More interesting, however, is the palpable fear of politicians gaining power over the press. Reacting to the letter submitted by 42 Conservative MPs arguing for statutory underpinnings, the Daily Telegraph warned that such moves could easily influence the Prime Minister’s response to the Leveson report. Waving the same red flag, both The Guardian and Times’ editor James Harding cautioned that legal controls could give politicians moral responsibility for the press, who would have to negotiate their conduct and content with the same people they want to hold to account.
These panic-stricken statements have been largely motivated by suspicions that Lord Leveson will indeed recommend statutory backstops for the press, if only to compel its members to join the new regulatory body, as The Independent, The Guardian and the Daily Mail have predicted. Amidst fierce lobbying by anti- and pro-statutory camps, newspapers, which have previously refrained both from forecasting the results of the Inquiry and passing hasty judgment on it, have been more upfront about their own biases. Earlier this month, the Daily Telegraph attacked Leveson for chilling free speech, asserting that papers have since become reluctant to pursue controversial stories of public interest. More appeasing was the Daily Mail which, while acknowledging that the British press has indeed allowed its standards to slip, also points to this newfound restraint as a sign that the industry has changed its ways. Echoing this reassurance, The Times—which this month has gone as far as to criticise News of the World for losing its moral bearings—insist that misbehaviour is still a rarity for the press industry.

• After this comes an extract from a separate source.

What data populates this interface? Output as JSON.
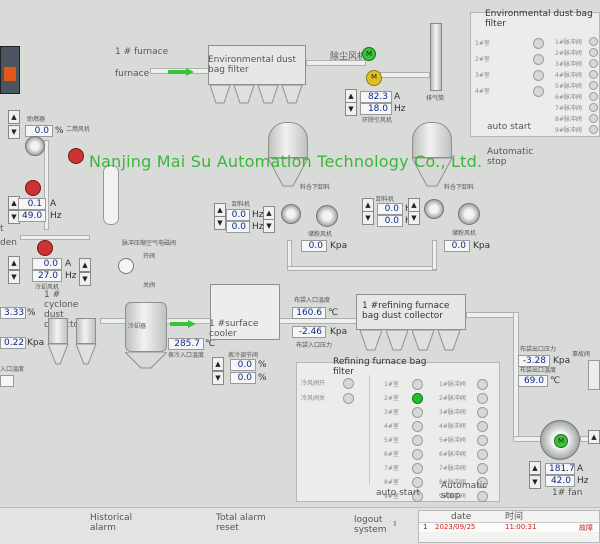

That little attention has been paid to phone hacking victims or the collusion of press with politicians and the police further reveal newspapers’ current preoccupation with their own future—a partiality which doesn’t help an industry that has repeatedly proclaimed itself a protector of public interest. Indeed, sensing a ‘partisan and self-righteous onslaught’ against Leveson, the Guardian pointedly called for a more nuanced and reasonable debate on the issue, summing up a realisation that has been running through newspaper editorials all month: whether or not the Inquiry recommends more legal controls, it has already succeeded in getting the press to want to regulate themselves better.